An earthquake shook southwestern Japan on Thursday, but there were no immediate reports of damage and a tsunami watch was lifted within an hour.
A staff of West Japan Railway Company updates the operation information for stranded passengers as an earthquake stopped and delayed some train services at JR Hakata station in Fukuoka, western Japan, Thursday, Jan. 3, 2019. (Photo: AP)
The Japan Meteorological Agency said the quake measured a preliminary magnitude 5.0, rattling the Fukuoka, Nagasaki and Kumamoto areas in the southwest of the main island of Kyushu.
Government spokesman Yoshihide Suga said an emergency team was set up to check on any damage. At his second news conference two hours after the quake, he said no deaths or injuries had been reported and no emergency calls for firefighters or other rescue had been made.
The two nuclear plants in the area had been confirmed as operating regularly, and Kumamoto airport, which had been temporarily shut down, was back up two hours later, and bullet train services were halted but being readied to resume, Suga told reporters. After quakes, tracks and runways are checked for safety.

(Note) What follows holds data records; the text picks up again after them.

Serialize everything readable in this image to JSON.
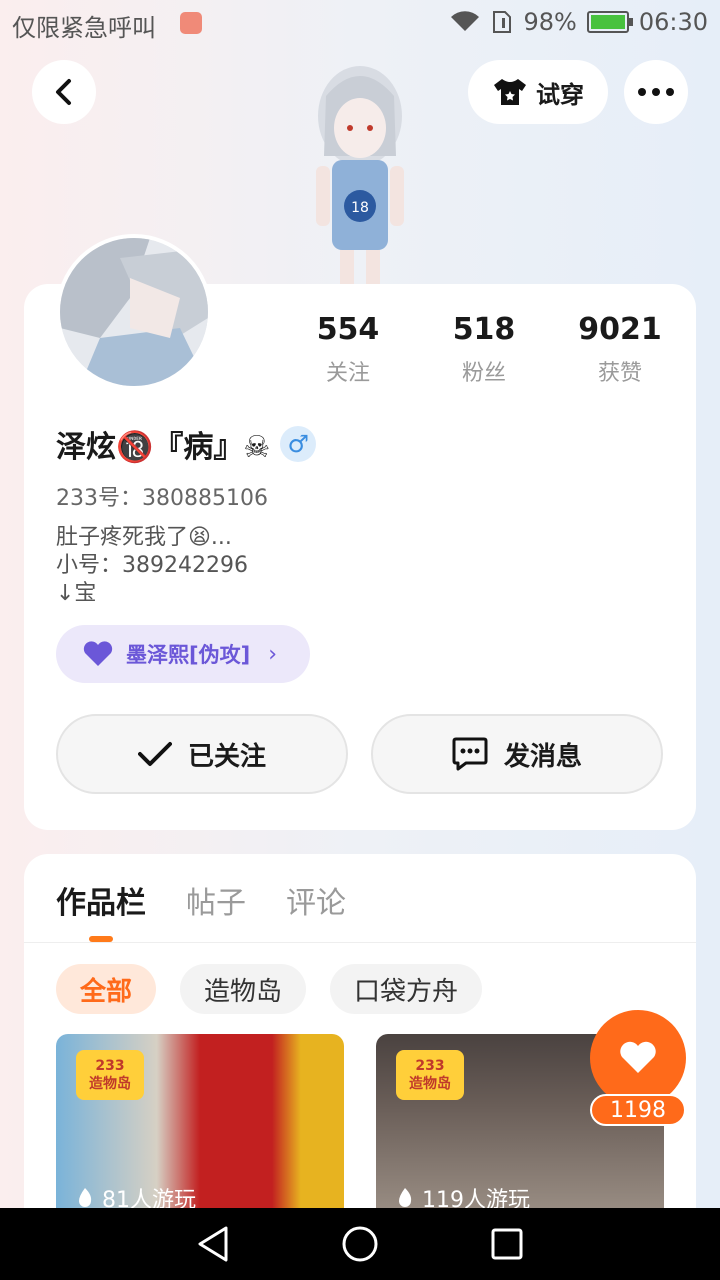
{
  "status_bar": {
    "left_text": "仅限紧急呼叫",
    "battery": "98%",
    "time": "06:30"
  },
  "header": {
    "try_on_label": "试穿"
  },
  "profile": {
    "stats": [
      {
        "value": "554",
        "label": "关注"
      },
      {
        "value": "518",
        "label": "粉丝"
      },
      {
        "value": "9021",
        "label": "获赞"
      }
    ],
    "name": "泽炫🔞『病』☠",
    "gender_symbol": "♂",
    "uid": "233号：380885106",
    "bio": [
      "肚子疼死我了😫...",
      "小号：389242296",
      "↓宝"
    ],
    "relation_tag": "墨泽熙[伪攻]",
    "follow_button": "已关注",
    "message_button": "发消息"
  },
  "works": {
    "tabs": [
      "作品栏",
      "帖子",
      "评论"
    ],
    "active_tab": 0,
    "filters": [
      "全部",
      "造物岛",
      "口袋方舟"
    ],
    "active_filter": 0,
    "items": [
      {
        "badge": "233\n造物岛",
        "plays": "81人游玩"
      },
      {
        "badge": "233\n造物岛",
        "plays": "119人游玩"
      }
    ],
    "like_count": "1198"
  },
  "colors": {
    "accent": "#ff6a1a",
    "tag_purple": "#6b57d8"
  }
}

Power, water and mobile phone services were also working, Suga said.
National broadcaster NHK TV warned people to stay calm and watch against dangers such as shaking, mudslides and items falling from shelves, as well as aftershocks.
TV news footage showed that traffic lights and other lights the buildings were working, and pedestrians on city streets were walking about as usual.
Japan is one of the most earthquake- and tsunami-prone areas in the world.
Kyushu was struck by a series of earthquake in 2016, which smashed homes, warped roads and damaged a castle in the area, leaving nine people dead and more than 800 injured. Thousands of people were evacuated.
In 2011, the northeastern area of Fukushima was hit by a quake, tsunami and nuclear meltdown, the worst nuclear disaster since Chernobyl.